From fire encroachment to the feeling USFS officials are now in the business of removing trees instead of saving them, Conway said the evolution of forest management has just as much to do with reducing the number of high intensity fires as it does with changing public perception.

“Being a forester is part social practice and forest science,” he said. “And being a forester, you’re stuck right in the middle of it.”

Ultimately, Conway hopes the conversations will generate better understanding, and through that, public acceptance.

WHAT LIES AHEAD

The formal public input process with a scoping period will begin in late spring 2016, during which officials will distribute a proposed action and seek comments regarding potential effects.

“We will use input from the scoping period to finalize our proposed action and complete our environmental analysis document, which will be available for review in a formal comment period in fall or winter of 2016,” Conway said.

After a decision is made (anticipated in spring 2017), implementation will potentially begin in fall 2017. Although the bulk of the vegetation work is expected to take a year or so, follow-up work and prescribed fire may continue for several years after, Conway said.

“In order to deal with fuel reduction and thinning out the forest to make it more resilient, I think the microscope is on us a little bit more,” Conway said.

That microscope has turned to observations within USFS and other organizations that believe the way to nurture a more resilient forest may hinge on returning those forests to the state they were found before the introduction of 20th century urbanization.

However, therein lies the rub, Conway said.

While many forest management practices can evolve or be reversed altogether, populations of people will still grow. And in turn, so will their communities.

“When we are focused on managing hundreds of thousands of forest acres, and there is a very diverse population of people, we cannot just let fires do their thing, unfortunately,” Conway said. “We have to triage the types of work that we are supposed to do.”

In other words, don’t expect fire protection units to begin ignoring any fire, regardless of its intensity.
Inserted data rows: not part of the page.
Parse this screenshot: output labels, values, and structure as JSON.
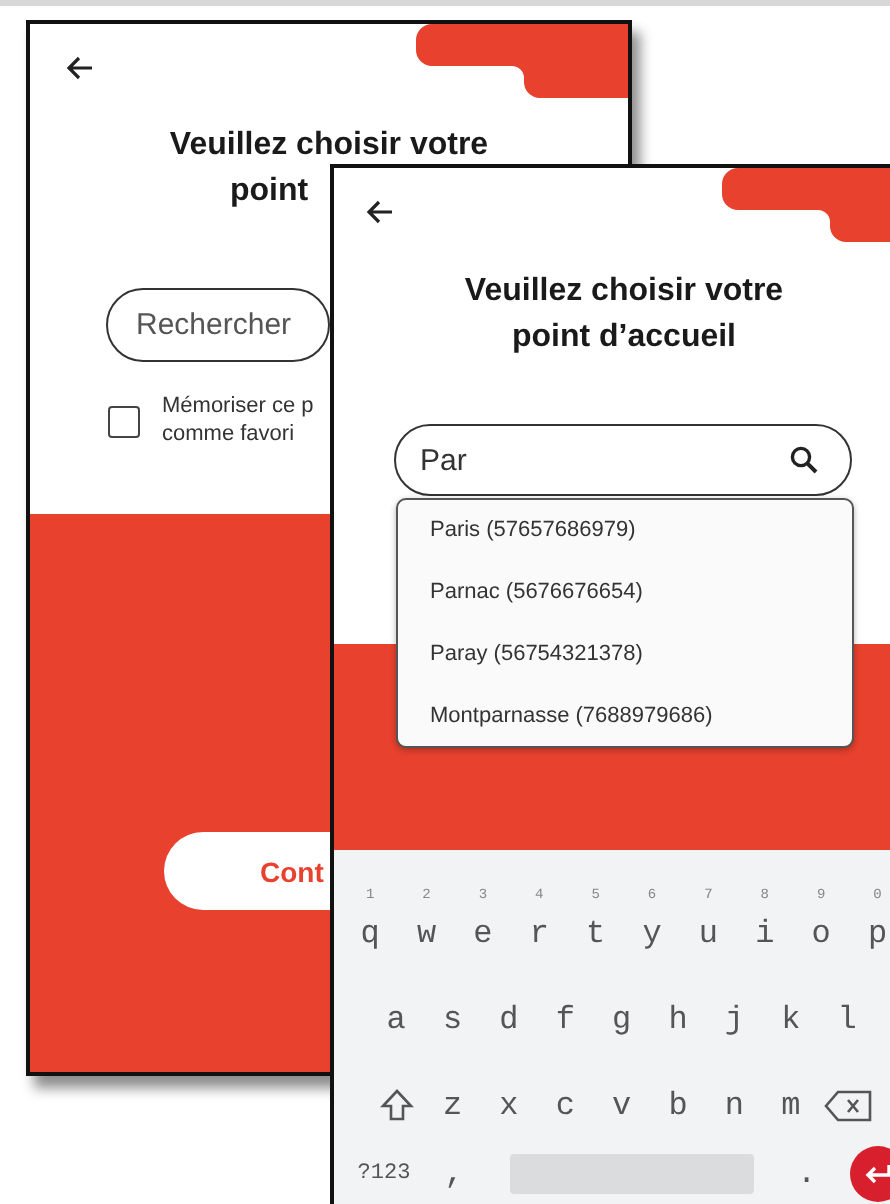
{
  "back_screen": {
    "title_lines": [
      "Veuillez choisir votre",
      "point"
    ],
    "search": {
      "placeholder": "Rechercher"
    },
    "favorite": {
      "label_lines": [
        "Mémoriser ce p",
        "comme favori"
      ],
      "checked": false
    },
    "button": "Cont"
  },
  "front_screen": {
    "title_lines": [
      "Veuillez choisir votre",
      "point d’accueil"
    ],
    "search": {
      "value": "Par"
    },
    "suggestions": [
      "Paris (57657686979)",
      "Parnac (5676676654)",
      "Paray (56754321378)",
      "Montparnasse (7688979686)"
    ],
    "keyboard": {
      "rows": [
        [
          {
            "kind": "char",
            "label": "q",
            "hint": "1"
          },
          {
            "kind": "char",
            "label": "w",
            "hint": "2"
          },
          {
            "kind": "char",
            "label": "e",
            "hint": "3"
          },
          {
            "kind": "char",
            "label": "r",
            "hint": "4"
          },
          {
            "kind": "char",
            "label": "t",
            "hint": "5"
          },
          {
            "kind": "char",
            "label": "y",
            "hint": "6"
          },
          {
            "kind": "char",
            "label": "u",
            "hint": "7"
          },
          {
            "kind": "char",
            "label": "i",
            "hint": "8"
          },
          {
            "kind": "char",
            "label": "o",
            "hint": "9"
          },
          {
            "kind": "char",
            "label": "p",
            "hint": "0"
          }
        ],
        [
          {
            "kind": "char",
            "label": "a"
          },
          {
            "kind": "char",
            "label": "s"
          },
          {
            "kind": "char",
            "label": "d"
          },
          {
            "kind": "char",
            "label": "f"
          },
          {
            "kind": "char",
            "label": "g"
          },
          {
            "kind": "char",
            "label": "h"
          },
          {
            "kind": "char",
            "label": "j"
          },
          {
            "kind": "char",
            "label": "k"
          },
          {
            "kind": "char",
            "label": "l"
          }
        ],
        [
          {
            "kind": "shift"
          },
          {
            "kind": "char",
            "label": "z"
          },
          {
            "kind": "char",
            "label": "x"
          },
          {
            "kind": "char",
            "label": "c"
          },
          {
            "kind": "char",
            "label": "v"
          },
          {
            "kind": "char",
            "label": "b"
          },
          {
            "kind": "char",
            "label": "n"
          },
          {
            "kind": "char",
            "label": "m"
          },
          {
            "kind": "backspace"
          }
        ],
        [
          {
            "kind": "symbols",
            "label": "?123"
          },
          {
            "kind": "char",
            "label": ","
          },
          {
            "kind": "space"
          },
          {
            "kind": "char",
            "label": "."
          },
          {
            "kind": "enter"
          }
        ]
      ]
    }
  }
}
“Let’s understand what we’re doing on these landscapes,” Conway said. “Where are the homes; how do we deal with the vegetation around those areas?”